The output is a word-for-word repeat of the listing below, free of images.
•••
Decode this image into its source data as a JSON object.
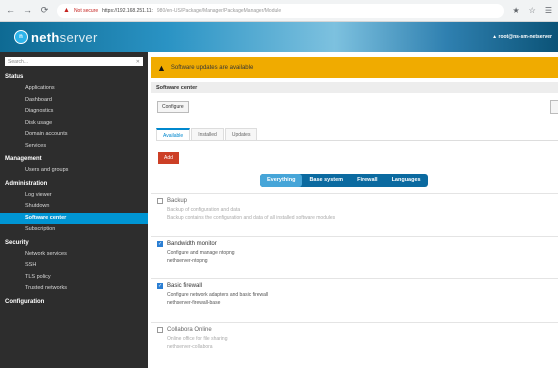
{
  "browser": {
    "nav_back": "←",
    "nav_forward": "→",
    "nav_reload": "⟳",
    "nav_home": "⌂",
    "insecure_label": "Not secure",
    "url_host": "https://192.168.251.11:",
    "url_path": "980/en-US/Package/Manager/PackageManager/Module",
    "bar_icons": [
      "★",
      "☆",
      "☰"
    ]
  },
  "app": {
    "logo_mark": "n",
    "logo_word": "neth",
    "logo_word_light": "server",
    "user_label": "▲ root@ns-sm-netserver"
  },
  "sidebar": {
    "search_placeholder": "Search...",
    "search_clear": "✕",
    "sections": [
      {
        "title": "Status",
        "items": [
          "Applications",
          "Dashboard",
          "Diagnostics",
          "Disk usage",
          "Domain accounts",
          "Services"
        ]
      },
      {
        "title": "Management",
        "items": [
          "Users and groups"
        ]
      },
      {
        "title": "Administration",
        "items": [
          "Log viewer",
          "Shutdown",
          "Software center",
          "Subscription"
        ]
      },
      {
        "title": "Security",
        "items": [
          "Network services",
          "SSH",
          "TLS policy",
          "Trusted networks"
        ]
      },
      {
        "title": "Configuration",
        "items": []
      }
    ],
    "active_item": "Software center"
  },
  "alert": {
    "icon": "▲",
    "text": "Software updates are available"
  },
  "panel": {
    "title": "Software center",
    "configure_button": "Configure"
  },
  "tabs": [
    "Available",
    "Installed",
    "Updates"
  ],
  "active_tab": "Available",
  "add_button": "Add",
  "filters": [
    "Everything",
    "Base system",
    "Firewall",
    "Languages"
  ],
  "active_filter": "Everything",
  "packages": [
    {
      "name": "Backup",
      "desc": "Backup of configuration and data",
      "sub": "Backup contains the configuration and data of all installed software modules",
      "checked": false,
      "dim": true
    },
    {
      "name": "Bandwidth monitor",
      "desc": "Configure and manage ntopng",
      "sub": "nethserver-ntopng",
      "checked": true,
      "dim": false
    },
    {
      "name": "Basic firewall",
      "desc": "Configure network adapters and basic firewall",
      "sub": "nethserver-firewall-base",
      "checked": true,
      "dim": false
    },
    {
      "name": "Collabora Online",
      "desc": "Online office for file sharing",
      "sub": "nethserver-collabora",
      "checked": false,
      "dim": true
    }
  ]
}
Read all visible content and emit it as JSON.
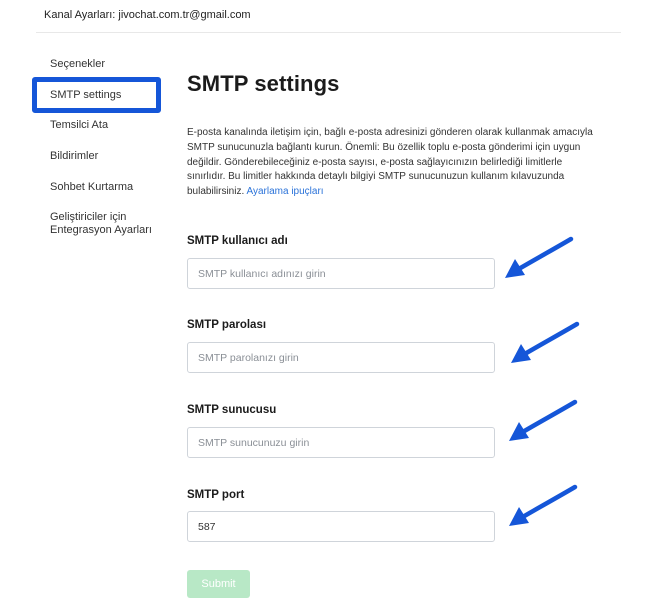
{
  "header": {
    "title": "Kanal Ayarları: jivochat.com.tr@gmail.com"
  },
  "sidebar": {
    "items": [
      {
        "label": "Seçenekler"
      },
      {
        "label": "SMTP settings",
        "active": true
      },
      {
        "label": "Temsilci Ata"
      },
      {
        "label": "Bildirimler"
      },
      {
        "label": "Sohbet Kurtarma"
      },
      {
        "label": "Geliştiriciler için Entegrasyon Ayarları"
      }
    ]
  },
  "main": {
    "title": "SMTP settings",
    "description": "E-posta kanalında iletişim için, bağlı e-posta adresinizi gönderen olarak kullanmak amacıyla SMTP sunucunuzla bağlantı kurun. Önemli: Bu özellik toplu e-posta gönderimi için uygun değildir. Gönderebileceğiniz e-posta sayısı, e-posta sağlayıcınızın belirlediği limitlerle sınırlıdır. Bu limitler hakkında detaylı bilgiyi SMTP sunucunuzun kullanım kılavuzunda bulabilirsiniz.",
    "help_link": "Ayarlama ipuçları",
    "fields": [
      {
        "label": "SMTP kullanıcı adı",
        "placeholder": "SMTP kullanıcı adınızı girin",
        "value": ""
      },
      {
        "label": "SMTP parolası",
        "placeholder": "SMTP parolanızı girin",
        "value": ""
      },
      {
        "label": "SMTP sunucusu",
        "placeholder": "SMTP sunucunuzu girin",
        "value": ""
      },
      {
        "label": "SMTP port",
        "placeholder": "",
        "value": "587"
      }
    ],
    "submit_label": "Submit"
  },
  "colors": {
    "highlight_box": "#1556d8",
    "annotation_arrow": "#1556d8",
    "link": "#2b73d9",
    "submit_bg": "#b8e8c6"
  },
  "icons": {
    "annotation": "arrow-pointer-icon"
  }
}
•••
*WRITTEN ANSWER:*
Decode this image into its source data as a JSON object.
{
  "browser": {
    "nav_back": "←",
    "nav_forward": "→",
    "nav_reload": "⟳",
    "nav_home": "⌂",
    "insecure_label": "Not secure",
    "url_host": "https://192.168.251.11:",
    "url_path": "980/en-US/Package/Manager/PackageManager/Module",
    "bar_icons": [
      "★",
      "☆",
      "☰"
    ]
  },
  "app": {
    "logo_mark": "n",
    "logo_word": "neth",
    "logo_word_light": "server",
    "user_label": "▲ root@ns-sm-netserver"
  },
  "sidebar": {
    "search_placeholder": "Search...",
    "search_clear": "✕",
    "sections": [
      {
        "title": "Status",
        "items": [
          "Applications",
          "Dashboard",
          "Diagnostics",
          "Disk usage",
          "Domain accounts",
          "Services"
        ]
      },
      {
        "title": "Management",
        "items": [
          "Users and groups"
        ]
      },
      {
        "title": "Administration",
        "items": [
          "Log viewer",
          "Shutdown",
          "Software center",
          "Subscription"
        ]
      },
      {
        "title": "Security",
        "items": [
          "Network services",
          "SSH",
          "TLS policy",
          "Trusted networks"
        ]
      },
      {
        "title": "Configuration",
        "items": []
      }
    ],
    "active_item": "Software center"
  },
  "alert": {
    "icon": "▲",
    "text": "Software updates are available"
  },
  "panel": {
    "title": "Software center",
    "configure_button": "Configure"
  },
  "tabs": [
    "Available",
    "Installed",
    "Updates"
  ],
  "active_tab": "Available",
  "add_button": "Add",
  "filters": [
    "Everything",
    "Base system",
    "Firewall",
    "Languages"
  ],
  "active_filter": "Everything",
  "packages": [
    {
      "name": "Backup",
      "desc": "Backup of configuration and data",
      "sub": "Backup contains the configuration and data of all installed software modules",
      "checked": false,
      "dim": true
    },
    {
      "name": "Bandwidth monitor",
      "desc": "Configure and manage ntopng",
      "sub": "nethserver-ntopng",
      "checked": true,
      "dim": false
    },
    {
      "name": "Basic firewall",
      "desc": "Configure network adapters and basic firewall",
      "sub": "nethserver-firewall-base",
      "checked": true,
      "dim": false
    },
    {
      "name": "Collabora Online",
      "desc": "Online office for file sharing",
      "sub": "nethserver-collabora",
      "checked": false,
      "dim": true
    }
  ]
}
Read all visible content and emit it as JSON.
{
  "header": {
    "title": "Kanal Ayarları: jivochat.com.tr@gmail.com"
  },
  "sidebar": {
    "items": [
      {
        "label": "Seçenekler"
      },
      {
        "label": "SMTP settings",
        "active": true
      },
      {
        "label": "Temsilci Ata"
      },
      {
        "label": "Bildirimler"
      },
      {
        "label": "Sohbet Kurtarma"
      },
      {
        "label": "Geliştiriciler için Entegrasyon Ayarları"
      }
    ]
  },
  "main": {
    "title": "SMTP settings",
    "description": "E-posta kanalında iletişim için, bağlı e-posta adresinizi gönderen olarak kullanmak amacıyla SMTP sunucunuzla bağlantı kurun. Önemli: Bu özellik toplu e-posta gönderimi için uygun değildir. Gönderebileceğiniz e-posta sayısı, e-posta sağlayıcınızın belirlediği limitlerle sınırlıdır. Bu limitler hakkında detaylı bilgiyi SMTP sunucunuzun kullanım kılavuzunda bulabilirsiniz.",
    "help_link": "Ayarlama ipuçları",
    "fields": [
      {
        "label": "SMTP kullanıcı adı",
        "placeholder": "SMTP kullanıcı adınızı girin",
        "value": ""
      },
      {
        "label": "SMTP parolası",
        "placeholder": "SMTP parolanızı girin",
        "value": ""
      },
      {
        "label": "SMTP sunucusu",
        "placeholder": "SMTP sunucunuzu girin",
        "value": ""
      },
      {
        "label": "SMTP port",
        "placeholder": "",
        "value": "587"
      }
    ],
    "submit_label": "Submit"
  },
  "colors": {
    "highlight_box": "#1556d8",
    "annotation_arrow": "#1556d8",
    "link": "#2b73d9",
    "submit_bg": "#b8e8c6"
  },
  "icons": {
    "annotation": "arrow-pointer-icon"
  }
}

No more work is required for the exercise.